**Work required:** Pull every line holding the word "true" from the data below and copy it.

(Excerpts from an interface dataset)
BEGIN

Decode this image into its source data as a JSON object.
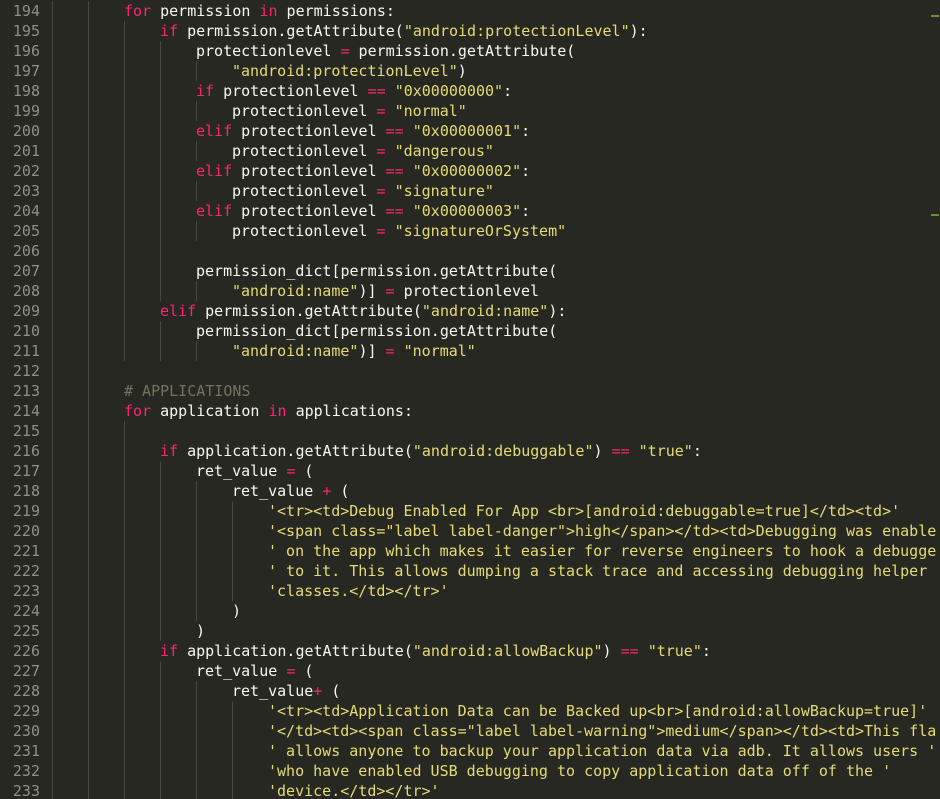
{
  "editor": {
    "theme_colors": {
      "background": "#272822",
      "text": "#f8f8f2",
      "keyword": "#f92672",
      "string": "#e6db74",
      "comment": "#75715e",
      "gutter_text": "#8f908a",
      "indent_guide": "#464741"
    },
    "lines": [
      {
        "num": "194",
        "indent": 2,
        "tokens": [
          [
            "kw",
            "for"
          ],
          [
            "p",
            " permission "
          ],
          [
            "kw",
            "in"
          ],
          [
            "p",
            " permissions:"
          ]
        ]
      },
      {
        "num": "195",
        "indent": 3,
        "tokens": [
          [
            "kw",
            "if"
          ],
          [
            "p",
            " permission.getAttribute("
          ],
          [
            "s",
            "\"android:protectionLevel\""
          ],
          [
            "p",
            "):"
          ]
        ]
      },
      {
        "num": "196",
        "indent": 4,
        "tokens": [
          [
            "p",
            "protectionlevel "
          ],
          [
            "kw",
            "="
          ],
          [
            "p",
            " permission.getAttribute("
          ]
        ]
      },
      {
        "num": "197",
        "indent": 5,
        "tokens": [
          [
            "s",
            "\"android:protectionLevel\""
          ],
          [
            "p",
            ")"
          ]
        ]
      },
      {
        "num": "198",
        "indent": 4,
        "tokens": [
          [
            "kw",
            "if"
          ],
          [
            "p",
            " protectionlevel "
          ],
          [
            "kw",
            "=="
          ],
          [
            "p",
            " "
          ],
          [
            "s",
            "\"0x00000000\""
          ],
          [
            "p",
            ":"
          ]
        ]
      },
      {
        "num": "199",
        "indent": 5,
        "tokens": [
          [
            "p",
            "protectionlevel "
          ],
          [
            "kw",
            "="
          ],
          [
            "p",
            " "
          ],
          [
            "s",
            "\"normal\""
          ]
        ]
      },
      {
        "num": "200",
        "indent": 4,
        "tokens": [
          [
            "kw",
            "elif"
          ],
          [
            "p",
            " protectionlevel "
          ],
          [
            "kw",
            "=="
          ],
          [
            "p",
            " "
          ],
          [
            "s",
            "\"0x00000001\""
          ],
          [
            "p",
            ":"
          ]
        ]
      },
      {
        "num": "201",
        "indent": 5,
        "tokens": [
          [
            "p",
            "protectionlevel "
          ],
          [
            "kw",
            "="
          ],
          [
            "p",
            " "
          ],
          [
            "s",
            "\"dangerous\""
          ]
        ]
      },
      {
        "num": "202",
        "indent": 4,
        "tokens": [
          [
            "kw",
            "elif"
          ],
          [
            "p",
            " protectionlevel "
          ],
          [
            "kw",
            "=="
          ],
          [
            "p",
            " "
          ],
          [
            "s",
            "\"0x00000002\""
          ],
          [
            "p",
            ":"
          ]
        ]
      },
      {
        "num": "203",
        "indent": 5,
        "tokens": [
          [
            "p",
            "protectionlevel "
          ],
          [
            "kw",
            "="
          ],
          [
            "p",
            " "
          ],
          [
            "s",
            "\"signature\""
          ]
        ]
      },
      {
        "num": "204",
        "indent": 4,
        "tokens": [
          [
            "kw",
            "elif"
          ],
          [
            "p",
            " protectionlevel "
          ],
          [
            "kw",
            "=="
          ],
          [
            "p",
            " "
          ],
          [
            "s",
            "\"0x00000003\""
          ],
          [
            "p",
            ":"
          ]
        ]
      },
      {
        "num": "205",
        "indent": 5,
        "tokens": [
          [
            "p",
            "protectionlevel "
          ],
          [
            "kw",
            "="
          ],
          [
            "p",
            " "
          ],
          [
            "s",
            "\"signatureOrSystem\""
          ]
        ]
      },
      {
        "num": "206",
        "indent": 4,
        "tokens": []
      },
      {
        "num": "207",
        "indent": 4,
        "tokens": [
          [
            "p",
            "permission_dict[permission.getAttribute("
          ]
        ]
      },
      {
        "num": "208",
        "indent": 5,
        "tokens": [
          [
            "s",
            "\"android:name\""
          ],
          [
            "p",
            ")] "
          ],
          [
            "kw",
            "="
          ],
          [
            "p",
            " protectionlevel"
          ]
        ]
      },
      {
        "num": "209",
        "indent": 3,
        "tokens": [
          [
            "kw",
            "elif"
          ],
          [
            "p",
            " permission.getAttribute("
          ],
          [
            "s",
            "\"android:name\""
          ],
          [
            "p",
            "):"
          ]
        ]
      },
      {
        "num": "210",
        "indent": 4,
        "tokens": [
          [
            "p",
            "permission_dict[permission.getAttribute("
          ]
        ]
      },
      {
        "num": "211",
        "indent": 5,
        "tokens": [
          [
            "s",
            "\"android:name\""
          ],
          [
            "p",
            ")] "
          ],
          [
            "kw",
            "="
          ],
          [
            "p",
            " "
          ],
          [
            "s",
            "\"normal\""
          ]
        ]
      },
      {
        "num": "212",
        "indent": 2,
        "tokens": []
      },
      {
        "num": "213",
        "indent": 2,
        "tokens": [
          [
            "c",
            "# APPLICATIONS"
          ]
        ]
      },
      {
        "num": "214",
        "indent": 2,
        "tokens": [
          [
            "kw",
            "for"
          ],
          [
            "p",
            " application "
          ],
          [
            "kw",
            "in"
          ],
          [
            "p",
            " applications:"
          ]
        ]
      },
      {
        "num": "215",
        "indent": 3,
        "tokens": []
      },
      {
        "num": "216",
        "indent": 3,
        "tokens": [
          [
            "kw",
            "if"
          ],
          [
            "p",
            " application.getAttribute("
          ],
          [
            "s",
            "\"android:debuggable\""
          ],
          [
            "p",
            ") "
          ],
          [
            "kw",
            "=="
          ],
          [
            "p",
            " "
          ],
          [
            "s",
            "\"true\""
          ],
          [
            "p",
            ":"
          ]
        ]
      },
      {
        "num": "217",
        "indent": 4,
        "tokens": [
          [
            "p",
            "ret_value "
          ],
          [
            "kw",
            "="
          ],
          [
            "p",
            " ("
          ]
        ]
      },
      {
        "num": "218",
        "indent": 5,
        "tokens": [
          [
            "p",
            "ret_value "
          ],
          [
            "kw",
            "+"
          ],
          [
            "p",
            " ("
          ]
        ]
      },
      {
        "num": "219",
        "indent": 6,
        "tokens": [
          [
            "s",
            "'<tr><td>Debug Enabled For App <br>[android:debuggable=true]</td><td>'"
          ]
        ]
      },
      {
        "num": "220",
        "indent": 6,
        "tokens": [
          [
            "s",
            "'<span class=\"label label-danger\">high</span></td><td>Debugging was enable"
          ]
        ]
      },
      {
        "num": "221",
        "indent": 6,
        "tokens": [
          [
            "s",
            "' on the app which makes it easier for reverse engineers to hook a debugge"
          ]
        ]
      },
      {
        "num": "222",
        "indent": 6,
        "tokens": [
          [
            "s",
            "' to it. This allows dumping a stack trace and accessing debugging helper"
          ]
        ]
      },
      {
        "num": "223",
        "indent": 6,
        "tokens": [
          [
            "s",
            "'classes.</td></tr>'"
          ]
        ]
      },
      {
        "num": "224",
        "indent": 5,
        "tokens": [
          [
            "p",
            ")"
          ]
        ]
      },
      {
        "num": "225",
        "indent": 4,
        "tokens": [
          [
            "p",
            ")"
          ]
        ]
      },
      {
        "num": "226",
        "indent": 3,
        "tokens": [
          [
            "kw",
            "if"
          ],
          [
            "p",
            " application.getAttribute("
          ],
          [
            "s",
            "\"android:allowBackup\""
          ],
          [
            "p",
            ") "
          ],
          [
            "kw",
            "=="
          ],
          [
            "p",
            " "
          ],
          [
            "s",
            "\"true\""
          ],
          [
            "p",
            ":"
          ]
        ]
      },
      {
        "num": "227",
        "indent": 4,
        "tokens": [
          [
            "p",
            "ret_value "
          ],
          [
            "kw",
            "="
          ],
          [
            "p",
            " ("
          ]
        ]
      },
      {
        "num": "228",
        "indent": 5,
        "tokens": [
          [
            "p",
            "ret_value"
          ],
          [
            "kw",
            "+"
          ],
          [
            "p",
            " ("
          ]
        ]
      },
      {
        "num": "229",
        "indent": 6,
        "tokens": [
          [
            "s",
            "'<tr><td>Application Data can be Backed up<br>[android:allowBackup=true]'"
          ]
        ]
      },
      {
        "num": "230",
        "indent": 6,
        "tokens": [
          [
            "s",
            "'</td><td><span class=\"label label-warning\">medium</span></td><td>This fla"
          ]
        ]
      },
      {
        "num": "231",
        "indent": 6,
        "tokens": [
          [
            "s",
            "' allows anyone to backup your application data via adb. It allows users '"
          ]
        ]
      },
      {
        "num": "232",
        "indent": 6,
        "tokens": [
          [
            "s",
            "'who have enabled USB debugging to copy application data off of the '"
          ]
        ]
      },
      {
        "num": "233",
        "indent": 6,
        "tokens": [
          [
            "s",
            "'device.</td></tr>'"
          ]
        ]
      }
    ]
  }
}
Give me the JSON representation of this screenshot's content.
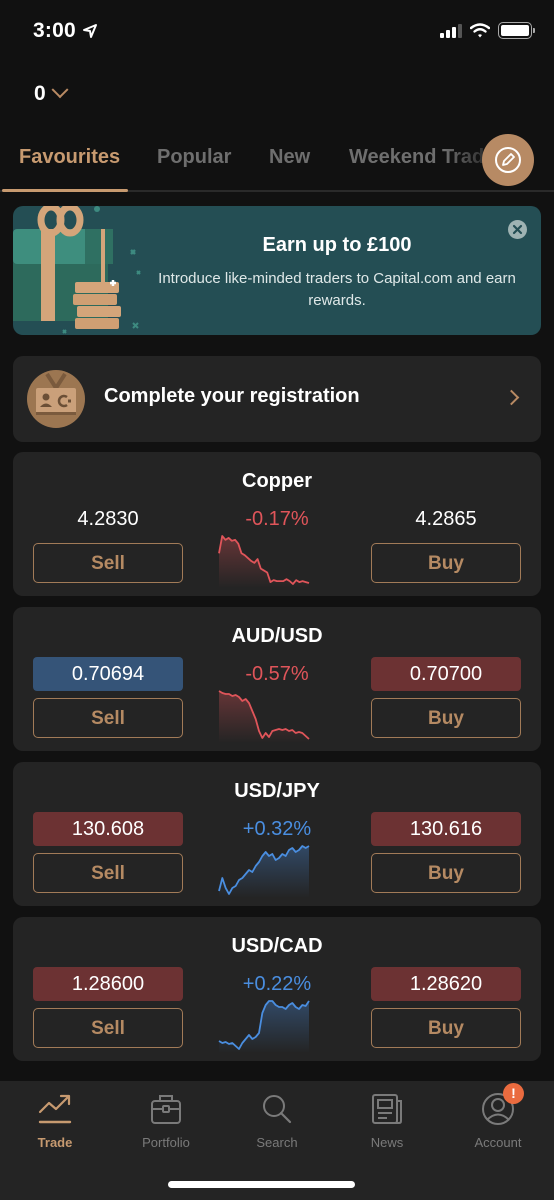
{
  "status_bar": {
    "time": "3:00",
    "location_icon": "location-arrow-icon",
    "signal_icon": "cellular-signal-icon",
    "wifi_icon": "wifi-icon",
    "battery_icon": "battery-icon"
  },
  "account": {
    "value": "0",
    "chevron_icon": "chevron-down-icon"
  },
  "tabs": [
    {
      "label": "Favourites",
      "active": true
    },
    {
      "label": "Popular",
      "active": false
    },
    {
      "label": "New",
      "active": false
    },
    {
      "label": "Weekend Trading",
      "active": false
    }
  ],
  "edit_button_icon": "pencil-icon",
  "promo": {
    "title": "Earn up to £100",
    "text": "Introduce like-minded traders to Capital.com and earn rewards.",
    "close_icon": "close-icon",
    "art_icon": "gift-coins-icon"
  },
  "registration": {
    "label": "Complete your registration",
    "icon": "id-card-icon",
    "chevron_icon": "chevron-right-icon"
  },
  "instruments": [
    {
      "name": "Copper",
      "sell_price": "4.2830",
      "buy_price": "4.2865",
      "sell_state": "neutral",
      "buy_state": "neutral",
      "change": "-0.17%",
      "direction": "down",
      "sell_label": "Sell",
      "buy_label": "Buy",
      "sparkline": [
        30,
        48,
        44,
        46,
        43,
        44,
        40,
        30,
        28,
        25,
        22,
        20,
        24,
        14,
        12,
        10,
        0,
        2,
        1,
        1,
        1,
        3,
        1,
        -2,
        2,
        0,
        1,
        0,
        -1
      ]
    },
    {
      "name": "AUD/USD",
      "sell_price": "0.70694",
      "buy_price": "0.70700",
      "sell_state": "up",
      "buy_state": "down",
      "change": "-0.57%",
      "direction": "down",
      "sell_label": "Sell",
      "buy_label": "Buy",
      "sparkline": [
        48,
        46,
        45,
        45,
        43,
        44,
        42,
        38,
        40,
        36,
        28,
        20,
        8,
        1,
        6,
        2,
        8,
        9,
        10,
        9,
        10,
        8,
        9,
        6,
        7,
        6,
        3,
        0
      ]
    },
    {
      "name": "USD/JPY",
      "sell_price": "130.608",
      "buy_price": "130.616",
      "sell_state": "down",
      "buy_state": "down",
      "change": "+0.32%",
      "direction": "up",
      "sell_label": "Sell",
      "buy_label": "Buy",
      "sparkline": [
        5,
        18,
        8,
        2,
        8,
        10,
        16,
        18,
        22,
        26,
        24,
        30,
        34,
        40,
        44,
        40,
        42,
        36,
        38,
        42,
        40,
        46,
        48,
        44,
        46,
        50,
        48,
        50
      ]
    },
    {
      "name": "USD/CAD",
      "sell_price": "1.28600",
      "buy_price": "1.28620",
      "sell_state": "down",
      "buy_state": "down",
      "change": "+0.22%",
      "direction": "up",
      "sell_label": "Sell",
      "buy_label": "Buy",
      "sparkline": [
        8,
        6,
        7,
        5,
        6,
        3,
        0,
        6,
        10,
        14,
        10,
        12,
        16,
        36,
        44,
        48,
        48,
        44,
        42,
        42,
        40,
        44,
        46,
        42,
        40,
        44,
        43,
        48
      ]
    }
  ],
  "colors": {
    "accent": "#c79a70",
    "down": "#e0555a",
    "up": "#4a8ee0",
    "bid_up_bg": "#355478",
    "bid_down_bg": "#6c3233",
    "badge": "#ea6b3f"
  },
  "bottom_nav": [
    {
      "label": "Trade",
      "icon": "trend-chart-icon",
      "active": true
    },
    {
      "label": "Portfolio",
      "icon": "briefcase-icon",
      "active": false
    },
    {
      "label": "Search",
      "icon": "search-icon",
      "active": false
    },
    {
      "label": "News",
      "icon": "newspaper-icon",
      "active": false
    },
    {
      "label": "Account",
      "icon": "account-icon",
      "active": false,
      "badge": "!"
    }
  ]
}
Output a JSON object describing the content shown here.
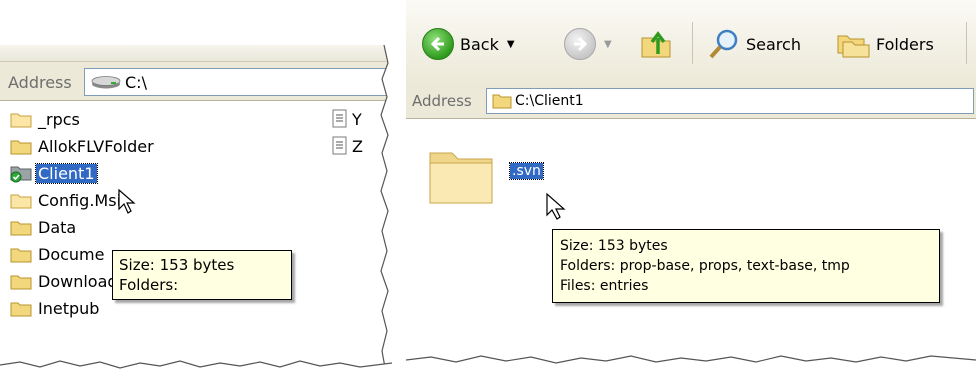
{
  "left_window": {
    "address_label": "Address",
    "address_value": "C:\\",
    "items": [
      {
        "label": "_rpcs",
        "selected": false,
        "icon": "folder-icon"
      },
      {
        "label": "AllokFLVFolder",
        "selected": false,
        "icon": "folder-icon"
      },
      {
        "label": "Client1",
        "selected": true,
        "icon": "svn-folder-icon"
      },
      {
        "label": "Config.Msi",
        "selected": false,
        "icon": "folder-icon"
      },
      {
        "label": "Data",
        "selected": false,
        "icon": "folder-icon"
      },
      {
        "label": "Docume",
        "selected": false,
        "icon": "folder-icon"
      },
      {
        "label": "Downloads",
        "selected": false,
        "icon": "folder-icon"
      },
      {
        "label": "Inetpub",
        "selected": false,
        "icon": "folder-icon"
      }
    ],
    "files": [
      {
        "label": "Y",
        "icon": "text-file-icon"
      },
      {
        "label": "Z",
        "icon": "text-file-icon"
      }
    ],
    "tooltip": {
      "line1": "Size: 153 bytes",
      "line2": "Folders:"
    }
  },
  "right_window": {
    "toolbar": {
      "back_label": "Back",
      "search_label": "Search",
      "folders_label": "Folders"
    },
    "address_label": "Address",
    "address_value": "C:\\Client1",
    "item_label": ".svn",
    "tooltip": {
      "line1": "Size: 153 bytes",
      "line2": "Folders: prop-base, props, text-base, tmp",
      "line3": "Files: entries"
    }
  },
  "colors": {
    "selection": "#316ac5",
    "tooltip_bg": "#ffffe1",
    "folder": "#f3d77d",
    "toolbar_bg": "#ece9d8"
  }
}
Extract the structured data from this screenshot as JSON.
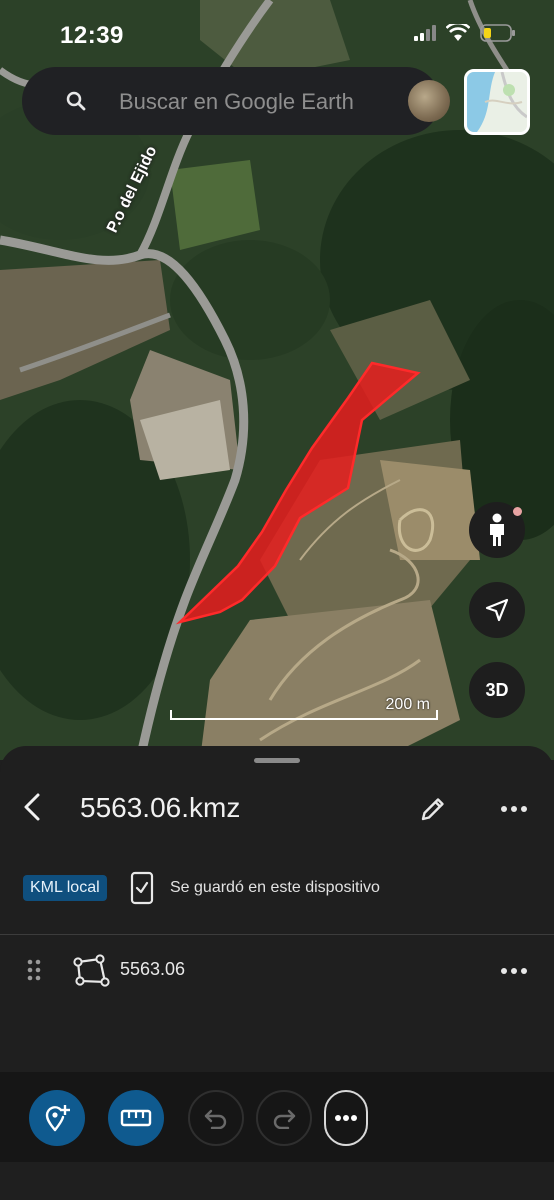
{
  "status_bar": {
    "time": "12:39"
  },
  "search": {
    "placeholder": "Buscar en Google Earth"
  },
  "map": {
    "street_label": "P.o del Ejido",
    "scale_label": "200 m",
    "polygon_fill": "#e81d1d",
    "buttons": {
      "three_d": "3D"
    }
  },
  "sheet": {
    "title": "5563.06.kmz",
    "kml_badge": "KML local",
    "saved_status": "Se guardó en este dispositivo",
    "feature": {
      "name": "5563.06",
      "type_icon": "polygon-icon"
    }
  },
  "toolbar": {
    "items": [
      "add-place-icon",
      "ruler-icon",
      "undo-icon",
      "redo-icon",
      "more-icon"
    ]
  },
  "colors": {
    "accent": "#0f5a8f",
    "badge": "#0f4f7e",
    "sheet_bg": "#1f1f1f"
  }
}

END

**Answer to the exercise:**
            "\"true\""
            "'<tr><td>Debug Enabled For App <br>[android:debuggable=true]</td><td>'"
            "\"true\""
            "'<tr><td>Application Data can be Backed up<br>[android:allowBackup=true]'"
      "active": true
      "active": true
        "selected": true,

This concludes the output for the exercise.